    For McDonald’s, Apptopia founded that its app has been slowly, but surely increasing daily active users in the U.S., hitting new all-time highs almost daily. Apptopia’s data for McDonald’s dates back to January 1, 2015, and the chain’s mobile app has never had more daily active users than it does today. “While the promotion is ongoing, the company has yet to regress to its performance before the promotion started,” Apptopia said.

    Pizza push

    Apptopia also took a dive into the crowded world of pizza loyalty. Papa John’s, Domino’s, and Pizza Hut have evolved into companies nearly as well versed in tech as culinary at this point.

    The chart below shows that Papa John’s U.S. App Store rank has risen above Pizza Hut’s every Sunday during football season so far. This even with Pizza Hut taking the torch as official NFL sponsor after Papa John’s and the league split before the season.

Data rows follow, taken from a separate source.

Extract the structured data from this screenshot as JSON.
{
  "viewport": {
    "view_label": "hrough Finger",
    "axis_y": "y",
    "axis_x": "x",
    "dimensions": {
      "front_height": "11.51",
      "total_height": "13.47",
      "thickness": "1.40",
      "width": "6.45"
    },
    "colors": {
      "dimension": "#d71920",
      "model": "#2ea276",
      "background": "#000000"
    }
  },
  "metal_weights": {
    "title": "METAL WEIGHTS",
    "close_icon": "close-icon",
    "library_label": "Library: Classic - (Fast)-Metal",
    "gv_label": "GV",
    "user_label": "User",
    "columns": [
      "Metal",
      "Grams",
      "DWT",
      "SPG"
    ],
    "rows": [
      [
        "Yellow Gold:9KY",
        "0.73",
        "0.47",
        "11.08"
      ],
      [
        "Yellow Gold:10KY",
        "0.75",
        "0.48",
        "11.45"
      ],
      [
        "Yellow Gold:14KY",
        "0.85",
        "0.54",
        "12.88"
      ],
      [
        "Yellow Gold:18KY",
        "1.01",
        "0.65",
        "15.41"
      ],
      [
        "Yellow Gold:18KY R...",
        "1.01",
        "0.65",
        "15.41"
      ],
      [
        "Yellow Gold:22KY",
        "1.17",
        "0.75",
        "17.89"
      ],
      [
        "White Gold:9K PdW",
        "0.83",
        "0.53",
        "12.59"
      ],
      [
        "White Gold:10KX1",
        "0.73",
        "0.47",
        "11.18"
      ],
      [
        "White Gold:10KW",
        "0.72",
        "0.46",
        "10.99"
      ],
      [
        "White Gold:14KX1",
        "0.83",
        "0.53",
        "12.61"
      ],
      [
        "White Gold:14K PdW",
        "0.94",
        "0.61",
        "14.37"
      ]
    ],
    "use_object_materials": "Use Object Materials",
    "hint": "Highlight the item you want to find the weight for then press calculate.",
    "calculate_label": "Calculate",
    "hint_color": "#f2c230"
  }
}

    Apptopia sees Papa John’s running burst campaigns on mobile, every weekend of the NFL schedule so far. The deal: free pizza.

    Apptopia
    Apptopia

    We won’t know whether these promotions inspire long-term loyalty and retention for some time. But one thing to keep in mind that paints an optimistic outlook compared to some other industries—restaurants aren’t going to run out of ways to incentivize menu items anytime soon. Let’s see who can keep the creativity and growth flowing.